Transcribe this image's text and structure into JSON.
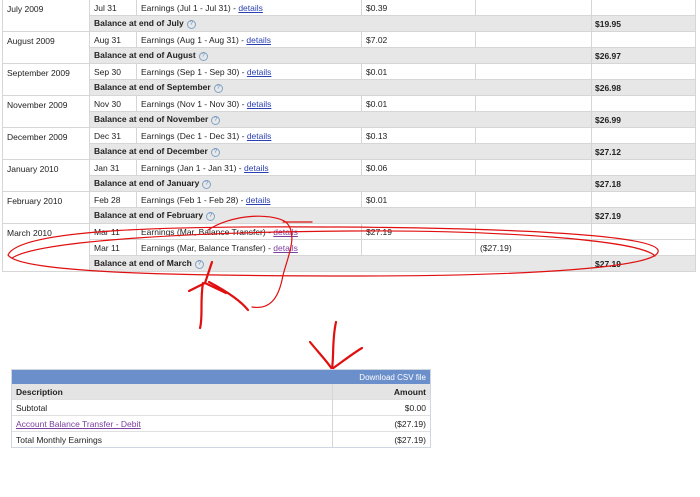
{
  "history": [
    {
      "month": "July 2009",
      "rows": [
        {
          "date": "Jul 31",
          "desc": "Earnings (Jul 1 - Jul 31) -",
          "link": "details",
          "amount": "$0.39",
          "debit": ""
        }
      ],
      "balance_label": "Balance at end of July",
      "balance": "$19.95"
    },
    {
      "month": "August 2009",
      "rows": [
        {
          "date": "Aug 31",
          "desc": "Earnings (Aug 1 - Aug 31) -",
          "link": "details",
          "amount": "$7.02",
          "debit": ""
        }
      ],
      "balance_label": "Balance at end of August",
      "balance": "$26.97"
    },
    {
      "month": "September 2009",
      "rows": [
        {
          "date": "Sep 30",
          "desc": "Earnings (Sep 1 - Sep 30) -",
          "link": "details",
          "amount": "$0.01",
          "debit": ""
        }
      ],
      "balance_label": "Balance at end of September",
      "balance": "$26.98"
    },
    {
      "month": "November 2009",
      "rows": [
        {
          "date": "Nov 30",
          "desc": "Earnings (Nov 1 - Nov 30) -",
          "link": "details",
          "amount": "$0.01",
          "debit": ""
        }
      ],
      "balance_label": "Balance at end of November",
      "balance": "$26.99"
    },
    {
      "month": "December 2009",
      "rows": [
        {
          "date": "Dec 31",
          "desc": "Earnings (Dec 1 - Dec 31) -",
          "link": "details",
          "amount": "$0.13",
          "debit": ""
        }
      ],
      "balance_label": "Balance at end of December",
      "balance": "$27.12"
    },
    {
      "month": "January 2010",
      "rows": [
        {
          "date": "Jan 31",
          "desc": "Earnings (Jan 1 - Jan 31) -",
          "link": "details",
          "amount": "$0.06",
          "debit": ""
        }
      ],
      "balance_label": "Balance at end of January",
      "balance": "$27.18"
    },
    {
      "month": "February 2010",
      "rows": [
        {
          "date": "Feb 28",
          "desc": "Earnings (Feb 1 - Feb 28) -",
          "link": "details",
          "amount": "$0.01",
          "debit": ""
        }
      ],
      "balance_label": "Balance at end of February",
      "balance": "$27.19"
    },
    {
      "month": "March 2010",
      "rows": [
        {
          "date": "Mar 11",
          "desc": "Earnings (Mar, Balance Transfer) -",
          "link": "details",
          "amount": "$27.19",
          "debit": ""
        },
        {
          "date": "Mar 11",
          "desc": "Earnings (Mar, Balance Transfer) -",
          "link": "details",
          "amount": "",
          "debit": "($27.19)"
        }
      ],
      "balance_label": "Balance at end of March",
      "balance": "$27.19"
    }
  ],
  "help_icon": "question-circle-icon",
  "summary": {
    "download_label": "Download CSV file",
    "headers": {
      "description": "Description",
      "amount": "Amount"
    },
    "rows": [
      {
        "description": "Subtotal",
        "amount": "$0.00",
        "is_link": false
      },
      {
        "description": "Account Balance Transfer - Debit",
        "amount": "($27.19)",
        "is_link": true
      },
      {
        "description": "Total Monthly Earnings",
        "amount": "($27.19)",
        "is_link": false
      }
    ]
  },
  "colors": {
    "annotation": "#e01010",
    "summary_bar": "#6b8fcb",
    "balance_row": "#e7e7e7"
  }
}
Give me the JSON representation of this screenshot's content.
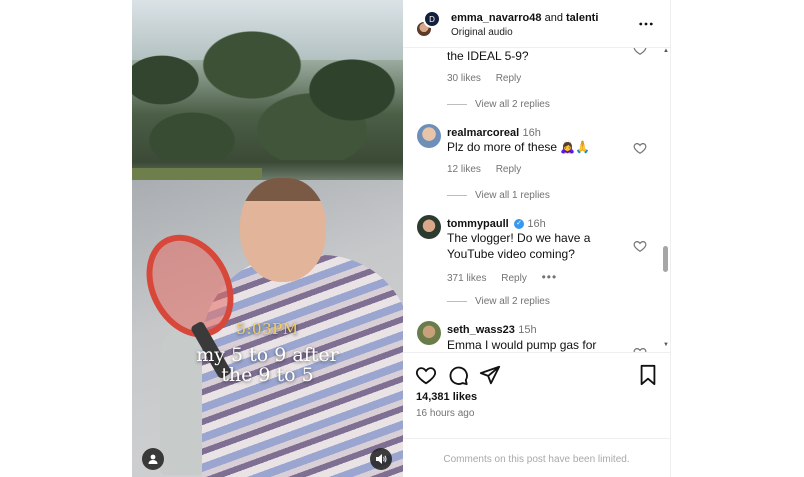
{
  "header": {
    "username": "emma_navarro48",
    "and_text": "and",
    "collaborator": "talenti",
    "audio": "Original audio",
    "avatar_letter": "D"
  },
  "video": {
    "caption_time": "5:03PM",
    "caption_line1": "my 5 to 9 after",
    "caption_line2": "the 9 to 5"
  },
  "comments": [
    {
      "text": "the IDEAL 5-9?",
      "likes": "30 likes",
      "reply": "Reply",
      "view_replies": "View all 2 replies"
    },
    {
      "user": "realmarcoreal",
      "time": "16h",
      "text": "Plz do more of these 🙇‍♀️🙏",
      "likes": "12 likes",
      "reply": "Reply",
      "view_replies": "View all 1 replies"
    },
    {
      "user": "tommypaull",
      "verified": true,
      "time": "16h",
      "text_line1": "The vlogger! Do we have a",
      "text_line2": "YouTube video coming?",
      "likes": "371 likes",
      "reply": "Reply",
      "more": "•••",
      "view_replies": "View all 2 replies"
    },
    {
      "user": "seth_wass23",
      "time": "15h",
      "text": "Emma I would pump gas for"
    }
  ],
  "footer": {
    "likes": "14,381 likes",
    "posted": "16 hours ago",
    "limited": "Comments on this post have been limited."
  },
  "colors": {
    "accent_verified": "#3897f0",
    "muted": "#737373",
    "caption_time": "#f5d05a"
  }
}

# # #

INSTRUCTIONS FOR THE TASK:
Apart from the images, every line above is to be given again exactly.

RESPONSE TO THE TASK:
Transcribe this image's text and structure into JSON.
{
  "history": [
    {
      "month": "July 2009",
      "rows": [
        {
          "date": "Jul 31",
          "desc": "Earnings (Jul 1 - Jul 31) -",
          "link": "details",
          "amount": "$0.39",
          "debit": ""
        }
      ],
      "balance_label": "Balance at end of July",
      "balance": "$19.95"
    },
    {
      "month": "August 2009",
      "rows": [
        {
          "date": "Aug 31",
          "desc": "Earnings (Aug 1 - Aug 31) -",
          "link": "details",
          "amount": "$7.02",
          "debit": ""
        }
      ],
      "balance_label": "Balance at end of August",
      "balance": "$26.97"
    },
    {
      "month": "September 2009",
      "rows": [
        {
          "date": "Sep 30",
          "desc": "Earnings (Sep 1 - Sep 30) -",
          "link": "details",
          "amount": "$0.01",
          "debit": ""
        }
      ],
      "balance_label": "Balance at end of September",
      "balance": "$26.98"
    },
    {
      "month": "November 2009",
      "rows": [
        {
          "date": "Nov 30",
          "desc": "Earnings (Nov 1 - Nov 30) -",
          "link": "details",
          "amount": "$0.01",
          "debit": ""
        }
      ],
      "balance_label": "Balance at end of November",
      "balance": "$26.99"
    },
    {
      "month": "December 2009",
      "rows": [
        {
          "date": "Dec 31",
          "desc": "Earnings (Dec 1 - Dec 31) -",
          "link": "details",
          "amount": "$0.13",
          "debit": ""
        }
      ],
      "balance_label": "Balance at end of December",
      "balance": "$27.12"
    },
    {
      "month": "January 2010",
      "rows": [
        {
          "date": "Jan 31",
          "desc": "Earnings (Jan 1 - Jan 31) -",
          "link": "details",
          "amount": "$0.06",
          "debit": ""
        }
      ],
      "balance_label": "Balance at end of January",
      "balance": "$27.18"
    },
    {
      "month": "February 2010",
      "rows": [
        {
          "date": "Feb 28",
          "desc": "Earnings (Feb 1 - Feb 28) -",
          "link": "details",
          "amount": "$0.01",
          "debit": ""
        }
      ],
      "balance_label": "Balance at end of February",
      "balance": "$27.19"
    },
    {
      "month": "March 2010",
      "rows": [
        {
          "date": "Mar 11",
          "desc": "Earnings (Mar, Balance Transfer) -",
          "link": "details",
          "amount": "$27.19",
          "debit": ""
        },
        {
          "date": "Mar 11",
          "desc": "Earnings (Mar, Balance Transfer) -",
          "link": "details",
          "amount": "",
          "debit": "($27.19)"
        }
      ],
      "balance_label": "Balance at end of March",
      "balance": "$27.19"
    }
  ],
  "help_icon": "question-circle-icon",
  "summary": {
    "download_label": "Download CSV file",
    "headers": {
      "description": "Description",
      "amount": "Amount"
    },
    "rows": [
      {
        "description": "Subtotal",
        "amount": "$0.00",
        "is_link": false
      },
      {
        "description": "Account Balance Transfer - Debit",
        "amount": "($27.19)",
        "is_link": true
      },
      {
        "description": "Total Monthly Earnings",
        "amount": "($27.19)",
        "is_link": false
      }
    ]
  },
  "colors": {
    "annotation": "#e01010",
    "summary_bar": "#6b8fcb",
    "balance_row": "#e7e7e7"
  }
}
Give me the JSON representation of this screenshot's content.
{
  "header": {
    "username": "emma_navarro48",
    "and_text": "and",
    "collaborator": "talenti",
    "audio": "Original audio",
    "avatar_letter": "D"
  },
  "video": {
    "caption_time": "5:03PM",
    "caption_line1": "my 5 to 9 after",
    "caption_line2": "the 9 to 5"
  },
  "comments": [
    {
      "text": "the IDEAL 5-9?",
      "likes": "30 likes",
      "reply": "Reply",
      "view_replies": "View all 2 replies"
    },
    {
      "user": "realmarcoreal",
      "time": "16h",
      "text": "Plz do more of these 🙇‍♀️🙏",
      "likes": "12 likes",
      "reply": "Reply",
      "view_replies": "View all 1 replies"
    },
    {
      "user": "tommypaull",
      "verified": true,
      "time": "16h",
      "text_line1": "The vlogger! Do we have a",
      "text_line2": "YouTube video coming?",
      "likes": "371 likes",
      "reply": "Reply",
      "more": "•••",
      "view_replies": "View all 2 replies"
    },
    {
      "user": "seth_wass23",
      "time": "15h",
      "text": "Emma I would pump gas for"
    }
  ],
  "footer": {
    "likes": "14,381 likes",
    "posted": "16 hours ago",
    "limited": "Comments on this post have been limited."
  },
  "colors": {
    "accent_verified": "#3897f0",
    "muted": "#737373",
    "caption_time": "#f5d05a"
  }
}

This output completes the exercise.